§ **WHAT YOU WILL DO**: Among the entries below, find how many lines carry the word "Solid" and state only that figure.

(Dataset rows for apps and sites)
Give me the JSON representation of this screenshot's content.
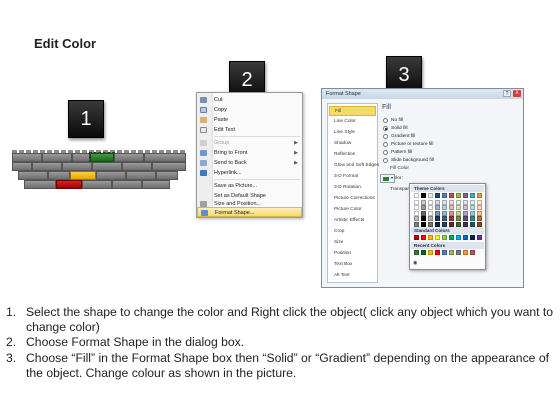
{
  "title": "Edit Color",
  "steps": [
    "1",
    "2",
    "3"
  ],
  "context_menu": {
    "items": [
      {
        "label": "Cut",
        "icon": "scissors-icon"
      },
      {
        "label": "Copy",
        "icon": "copy-icon"
      },
      {
        "label": "Paste",
        "icon": "paste-icon"
      },
      {
        "label": "Edit Text",
        "icon": "edit-text-icon"
      },
      {
        "label": "Group",
        "icon": "group-icon",
        "disabled": true,
        "submenu": true
      },
      {
        "label": "Bring to Front",
        "icon": "bring-front-icon",
        "submenu": true
      },
      {
        "label": "Send to Back",
        "icon": "send-back-icon",
        "submenu": true
      },
      {
        "label": "Hyperlink...",
        "icon": "hyperlink-icon"
      },
      {
        "label": "Save as Picture...",
        "icon": "save-picture-icon"
      },
      {
        "label": "Set as Default Shape",
        "icon": "default-shape-icon"
      },
      {
        "label": "Size and Position...",
        "icon": "size-position-icon"
      },
      {
        "label": "Format Shape...",
        "icon": "format-shape-icon",
        "highlighted": true
      }
    ]
  },
  "dialog": {
    "title": "Format Shape",
    "help": "?",
    "close": "X",
    "categories": [
      "Fill",
      "Line Color",
      "Line Style",
      "Shadow",
      "Reflection",
      "Glow and Soft Edges",
      "3-D Format",
      "3-D Rotation",
      "Picture Corrections",
      "Picture Color",
      "Artistic Effects",
      "Crop",
      "Size",
      "Position",
      "Text Box",
      "Alt Text"
    ],
    "selected_category": "Fill",
    "fill_heading": "Fill",
    "fill_options": [
      "No fill",
      "Solid fill",
      "Gradient fill",
      "Picture or texture fill",
      "Pattern fill",
      "Slide background fill"
    ],
    "selected_fill": "Solid fill",
    "fill_color_label": "Fill Color",
    "color_label": "Color:",
    "transparency_label": "Transpar",
    "current_color": "#2e7d32"
  },
  "palette": {
    "theme_colors_label": "Theme Colors",
    "standard_colors_label": "Standard Colors",
    "recent_colors_label": "Recent Colors",
    "more_icon": "more-colors-icon",
    "theme_row": [
      "#ffffff",
      "#000000",
      "#eeece1",
      "#1f497d",
      "#4f81bd",
      "#c0504d",
      "#9bbb59",
      "#8064a2",
      "#4bacc6",
      "#f79646"
    ],
    "standard_row": [
      "#c00000",
      "#ff0000",
      "#ffc000",
      "#ffff00",
      "#92d050",
      "#00b050",
      "#00b0f0",
      "#0070c0",
      "#002060",
      "#7030a0"
    ],
    "recent_row": [
      "#2e7d32",
      "#1b5e20",
      "#ffc000",
      "#ff0000",
      "#4f81bd",
      "#9bbb59",
      "#7f7f7f",
      "#f79646",
      "#c0504d"
    ]
  },
  "instructions": [
    "Select the shape to change the color and Right click the object( click any object which you want to change color)",
    "Choose Format Shape in the dialog box.",
    "Choose “Fill” in the Format Shape box then “Solid” or “Gradient” depending on the appearance of the object. Change colour as shown in the picture."
  ],
  "instruction_numbers": [
    "1.",
    "2.",
    "3."
  ]
}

§ **ANSWER TO THIS TASK**: 3